Of course, those two commands donīt render a point. I am using quads. I only used one line of code for simplicity. Just let us assume that the given point is the lower left corner of a fullscreen quad.


Because texture coordinates are interpolated, the texture coordinate 0,0 gets interpolated to 0.5/tWidth, 0.5/tHeight at the point where the texture actually gets sampled. This is what I was trying to say. Now, if you look at my initial problem, Iīm not trying to directly hit the lower left texel when the first lower left pixel gets drawn. Instead I want the lower left pixel to sample at (1/texturwidth, 1/textureheight). I want to directly hit the centre of the first 4 texels. The rightmost, uppermost pixel of the screen should sample at the centre of the rightmost uppermost 4 texels of the texture. How would a quad with this texture sampling behaviour look like?

jwatte
11-26-2004, 08:59 AM
The question is what the ratio between the two quantities (screen and texture) are.

If the ratio is 2:1, i e, there's a 2x2 texel block for each screen pixel, then the correct thing to do is still to set both texcoord and pixelcoord to 0. This is because the amount of texture coordinate delta for one pixel is (width in pixels)/(texture coordinate width), and the pixel is sampled in the center of that.

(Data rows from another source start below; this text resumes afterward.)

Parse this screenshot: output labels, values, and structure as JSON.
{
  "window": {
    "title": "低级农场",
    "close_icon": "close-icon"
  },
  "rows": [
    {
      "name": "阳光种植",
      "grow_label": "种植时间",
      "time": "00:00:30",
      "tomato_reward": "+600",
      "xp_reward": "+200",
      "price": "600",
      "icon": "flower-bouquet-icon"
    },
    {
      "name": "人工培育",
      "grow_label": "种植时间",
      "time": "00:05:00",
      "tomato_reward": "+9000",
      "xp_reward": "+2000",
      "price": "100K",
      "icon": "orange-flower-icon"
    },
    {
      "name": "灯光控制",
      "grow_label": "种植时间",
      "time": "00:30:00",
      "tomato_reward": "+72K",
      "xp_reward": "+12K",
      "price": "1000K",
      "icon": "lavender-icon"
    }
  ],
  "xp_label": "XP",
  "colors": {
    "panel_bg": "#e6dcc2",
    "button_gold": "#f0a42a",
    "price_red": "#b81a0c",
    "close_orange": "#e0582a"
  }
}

Thus, the actual point sampled is dependent BOTH on how many pixels wide your target quad is, AND how many texels wide your texture coordinate source is.

If the source texture is as wide as the target pixel rectangle, but you want to sample between texels, then you add 0.5/tWidth and add 0.5/tHeight to texture coordinates. If the texture is 2x as wide as the pixel rectangle, you add nothing. If there's some other ratio, you can't actually make EACH sample line up between texture texels, but you can make the beginning and end points hit those specific points.

In general, in a single dimension (say, the "s" texture coordinate dimension), given a pixel width count if "wP", a beginning texture coordinate of "s0" and an ending texture coordinate of "s1" then the texture will be sampled at positions for t = 0 .. (wP-1) of (t+0.5)/wP*(s1-s0)+s0. If you have a specific "t" (such as 0 and wP-1 for your edge cases) then you can just plug those values in, and solve for s0 and s1 as appropriate. If you want to hit specific texels, rather than specific texture coordinates, then just use the fact that each texel is 1/wT (texture width) in size, with the left edge of the first texel being at position 0.